The banks that bankrolled the buyout of Endemol from Telefonica last year are seeking their money back – at a thumping great discount.
Endemol, maker of Big Brother and Deal or No Deal, was bought by €2.6 billion just before the credit crunch hit by a consortium including Mediaset and the original founder of Endemol, Jon de Mol.
The consortium only invested €400 million of equity. The remaining €2.2 billion (£1.7 billion) was provided as debt by a bunch of banks (Goldman Sachs, Barclays, Credit Suisse, Lehmans, Merrills and Royal Bank of Scotland.)
According to the The Times, these banks are now trying to sell Endemol’s debt on – a financial move that is very common amongst big deals to spread risk. The only problem is that they can’t find any buyers. Market rumour was that that they would sell at 65% of face value, leaving them sitting on a loss of over €750 million (£590 million). Goldmans was unhappy with this rumour, so they announced that that they were only (!) looking as low as 72.5% of face value.
This is a massive discount. No, seriously. Massive. The value of equity fluctuates wildly. The value of debt doesn’t. For the banks to be prepared to see such a big drop means that they have significant concerns over the underlying value of Endemol.
This is a headache for new CEO Ynon Kreisz. I blogged about Ynon’s appointment from Balderton Capital and speculated whether that would lead to an acquisition of Codemasters.
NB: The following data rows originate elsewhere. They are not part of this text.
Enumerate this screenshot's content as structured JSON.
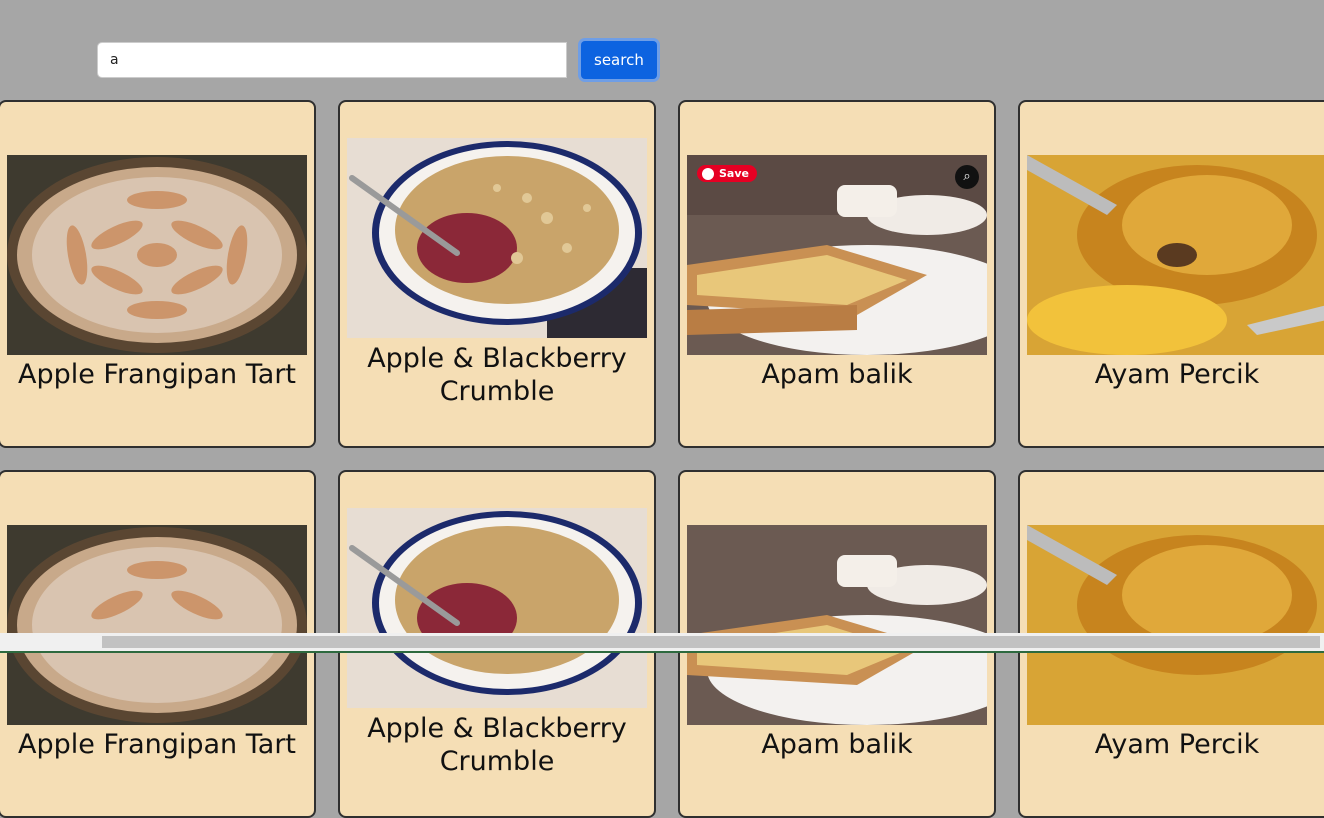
{
  "search": {
    "value": "a",
    "button_label": "search"
  },
  "recipes": [
    {
      "title": "Apple Frangipan Tart",
      "image": "apple-tart"
    },
    {
      "title": "Apple & Blackberry Crumble",
      "image": "crumble"
    },
    {
      "title": "Apam balik",
      "image": "apam-balik",
      "pin_save": "Save"
    },
    {
      "title": "Ayam Percik",
      "image": "ayam-percik"
    }
  ],
  "colors": {
    "page_bg": "#a6a6a6",
    "card_bg": "#f5deb5",
    "button_bg": "#0d63e0"
  }
}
Such a deal still makes strategic sense – but at the moment it seems as if Endemol is in no fit state to make acquisitions.